• Training, air cover, special intelligence and more and better equipment turned the tide in mid-1943.

Royal Canadian Navy (RCN)

• Began the war with 13 vessels, of which 6 were destroyers, and 3,500 personnel, and ended it with the third largest navy in the world. At war's end the RCN had 373 fighting ships and over 110,000 members, all of whom were volunteers, including 6,500 women who served in the Women's Royal Canadian Naval Services.
• Escort of merchant ship convoys was the RCN's chief responsibility during the Battle. The first convoy sailed from Halifax on September 16, 1939, escorted by the Canadian destroyer St. Laurent. By mid-1942, the RCN, with support from the RCAF, was providing nearly half the convoy escorts, and afterwards carried out the lion's share of escort duty.
• Approximately 2,000 members of the RCN died during the war, and 24 RCN vessels were sunk.
• Canadian aircraft and ships, alone or in consort with other ships or aircraft, sank 50 U-boats.

Merchant Marine

• On August 26, 1939 all Canadian merchant ships passed from the control of their owners to the control of the RCN. No Canadian-registered ship or merchant ship in a Canadian port could sail without the RCN's authority and direction.
• When the war began Canada had 38 oceangoing merchant vessels of 1,000 tons or more. 410 merchant ships were built in Canada during the war.
• More than 25,000 merchant ship voyages were made.
• The Merchant Navy Book of Remembrance lists the names of approximately 1,600 Canadians who died at sea during the war, including those of eight women.
U-boats (Unterseebooten)
• German submarines, main threat to merchant and other surface vessels. Were capable of remaining away from port for three months and more. When submerged, operated on batteries which, until the schnorkel was invented, had to be re-charged by their diesel engines at surface level. Carried up to 21 torpedoes and also laid mines. Could dive below the surface in roughly 30 seconds.
• In one month — June 1941 — over 500,000 tons of Allied shipping were lost to U-boats.
• U-boats improved with acoustic torpedo and schnorkel, which drew air inside sub and expelled exhaust fumes, allowing vessel to recharge its batteries while beneath the surface. First appeared in late 1943.
• By March 1945, 463 U-boats were on patrol, compared to 27 in 1939

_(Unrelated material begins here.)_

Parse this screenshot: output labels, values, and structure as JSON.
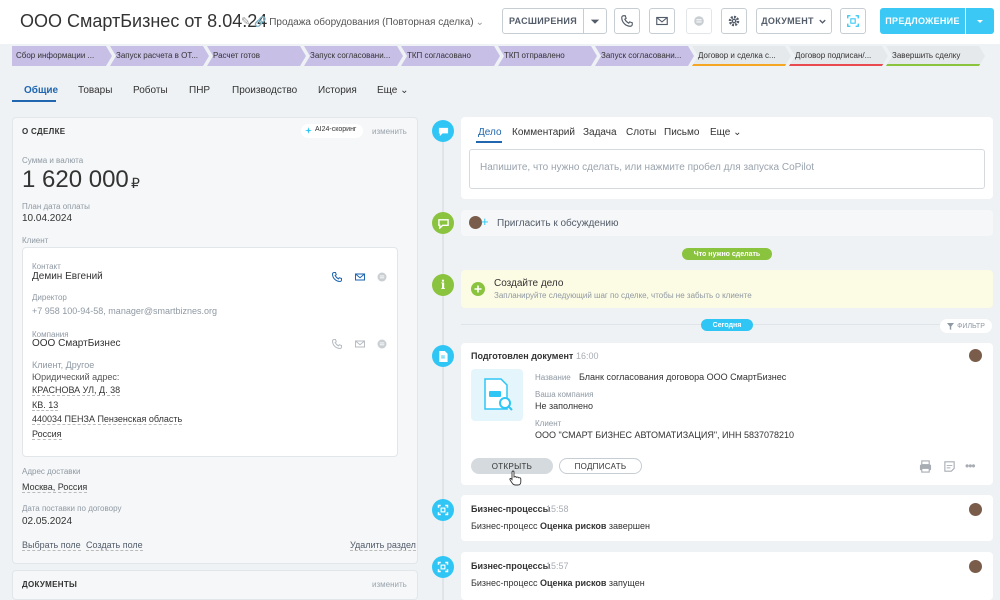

In Canada, the Battle of the Atlantic is considered one of the defining moments in our history as a Nation. As a Navy (I am a Canadian Naval Officer) the rememberence of the Battle of the Atlantic is second only to November 11th.

Scott,

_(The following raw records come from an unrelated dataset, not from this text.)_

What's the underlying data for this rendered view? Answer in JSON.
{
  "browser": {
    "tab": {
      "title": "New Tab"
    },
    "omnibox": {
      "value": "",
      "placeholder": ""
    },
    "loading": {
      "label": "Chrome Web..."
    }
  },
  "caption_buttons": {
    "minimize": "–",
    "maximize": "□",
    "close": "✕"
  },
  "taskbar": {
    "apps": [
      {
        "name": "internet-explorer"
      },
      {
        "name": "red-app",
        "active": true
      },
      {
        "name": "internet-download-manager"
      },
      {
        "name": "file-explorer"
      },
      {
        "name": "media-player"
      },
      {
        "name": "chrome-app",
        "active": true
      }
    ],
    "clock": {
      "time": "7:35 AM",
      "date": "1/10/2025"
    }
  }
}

Alan D. Hyde
12-01-2004, 04:39 PM
A point well taken, Scott.

Have you read Samuel Eliot Morison's History of United States Naval Operations in World War Two?

If so, any thoughts on it???

Alan

uncas
12-01-2004, 05:56 PM
Scott...ten points...Points in all directions well taken.
Morrison's book is well worth reading...

[ 12-01-2004, 05:58 PM: Message edited by: uncas ]

Scott Taylor
12-02-2004, 09:49 AM
Thanks Alan & uncas, I didn't want to come across as sactimonious but felt some Canadian facts need to come out. I have not read Morison's account of the Battle of the Atlantic but am somewhat familiar (OK I knew it existed and have read some critiques of it). I think the US Navy's contribution to the Battle of Atlantic, significant as it was, has been hugely overshadowed by the dramatic acions (and Hollywoods depictions of them) in the Pacific. I may have to pick up Morison's book and have a look.

Scott,